Delightful! Simply delightful, this short and sweet mystery is. It has a positively British flair, complete with British spellings and characters with a pleasant bunch of surnames, such as Nigglesby and Crumfellow. There are also plenty of animals (including rodents, if you don’t mind those), and a jaunty thread of romance adds to the fun. I ran into a few minor grammar issues concerning dialogue tags, but it’s possible they’re there intentionally, for comedy’s sake.

I count it a boon to sometimes find mysteries that involve cases other than murder. Of course, murder-less mysteries don’t all have to be as quirky as this one, but if you’re looking for an hour or two of light and hilarious entertainment with clever twists, you’d do well to check out this little number.

 

Finding Miranda by Iris Chacon

Book reviews are subjective. I tend to rate books not according to how “perfect” they are, seem to be, or are said to be in general but rather to how perfect they are to me.

Finding Miranda by Iris Chacon

My rating: 5 of 5 stars

(Click the title to find the book description/blurb.)

Miranda is a shy librarian who’s new in town and chronically invisible. So it’s ironic when her handsome neighbor, Shepard, sees her–even though he, well, doesn’t. And not to mention that now there are some men around who see both Miranda and Shepard and apparently want them dead in Finding Miranda, a novel by author Iris Chacon.

I wasn’t sure what this book was, exactly, when I picked it up. A cozy mystery? A romance? Chick lit, maybe? Well, no, not chick lit. But now that I’ve read it, I can’t say as I truly know what to call this romantic comedic mysterious heart-tugging thingamabob of a book. But I enjoyed the heck out of it!
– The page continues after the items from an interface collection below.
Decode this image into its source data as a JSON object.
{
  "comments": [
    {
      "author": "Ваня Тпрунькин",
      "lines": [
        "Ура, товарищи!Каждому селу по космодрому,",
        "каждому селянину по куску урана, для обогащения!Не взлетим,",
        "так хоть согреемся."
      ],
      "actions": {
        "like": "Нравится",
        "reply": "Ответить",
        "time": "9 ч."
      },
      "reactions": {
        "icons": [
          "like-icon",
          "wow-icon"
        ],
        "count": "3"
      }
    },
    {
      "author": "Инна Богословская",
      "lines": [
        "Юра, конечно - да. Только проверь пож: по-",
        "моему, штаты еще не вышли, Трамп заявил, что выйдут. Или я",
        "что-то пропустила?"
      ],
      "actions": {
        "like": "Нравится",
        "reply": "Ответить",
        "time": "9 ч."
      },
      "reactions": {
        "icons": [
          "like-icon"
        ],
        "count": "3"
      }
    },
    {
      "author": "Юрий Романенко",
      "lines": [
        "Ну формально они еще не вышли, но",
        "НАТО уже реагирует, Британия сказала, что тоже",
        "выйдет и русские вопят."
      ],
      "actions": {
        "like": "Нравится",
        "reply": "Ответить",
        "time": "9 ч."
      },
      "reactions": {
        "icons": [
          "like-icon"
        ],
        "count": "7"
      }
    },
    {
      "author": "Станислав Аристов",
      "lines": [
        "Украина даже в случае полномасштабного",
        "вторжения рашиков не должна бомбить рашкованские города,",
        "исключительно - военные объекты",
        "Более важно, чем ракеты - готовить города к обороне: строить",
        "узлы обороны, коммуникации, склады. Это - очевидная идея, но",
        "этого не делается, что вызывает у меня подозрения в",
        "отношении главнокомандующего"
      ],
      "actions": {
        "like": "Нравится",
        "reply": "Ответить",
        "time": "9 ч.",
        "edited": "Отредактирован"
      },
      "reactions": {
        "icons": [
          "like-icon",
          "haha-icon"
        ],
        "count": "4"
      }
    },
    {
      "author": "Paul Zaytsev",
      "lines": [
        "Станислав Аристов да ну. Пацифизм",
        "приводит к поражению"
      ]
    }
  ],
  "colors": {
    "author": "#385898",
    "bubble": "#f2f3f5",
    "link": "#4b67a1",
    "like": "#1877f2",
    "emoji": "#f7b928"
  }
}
I thought the read would be more Miranda-central than it is, but it includes other characters’ perspectives, and that’s okay. Miranda is one unique cookie, the romance is too cute, and though I (lover of love that I am) very, very rarely ever read of a hero I’d call swoon-worthy, I might call Shepard that. Not because of his long hair or muscly build (honestly, the more it seems a story is trying to make me swoon over a romantic hero’s looks, the more it annoys me.) But Shepard shines as a layered, likable, flawed, and interesting person, not just the dashing or lovey-dovey figure the heroine falls for because that’s what’s “supposed” to happen in romances.

And the mystery. It’s not a whodunit or sleuthing type of thing, but it includes some politics, corruption, enough danger to keep you suspicious, and it actually escalates to the gripping level of a thriller.

Yet, the story remains its own, remarkable something, where the humor is quirky but the tale isn’t silly. The characters aren’t just caricatures that stuff happens to, and the story doesn’t pull punches and let everyone off easy. It came to a point or two when I had to set the book aside and give my affected heart a break for a minute.

Oh, and for the dog lovers, did I mention the cast of characters includes an awesome dog?

Here’s a winning tale with a bespectacled woman in the bushes and a great message on where courage comes from. I’d highly recommend this book to fellow readers who can rightly appreciate a thingamabob.

___________

Note to my blog readers: this novel contains just a smidgen of crude humor and minimal profanity.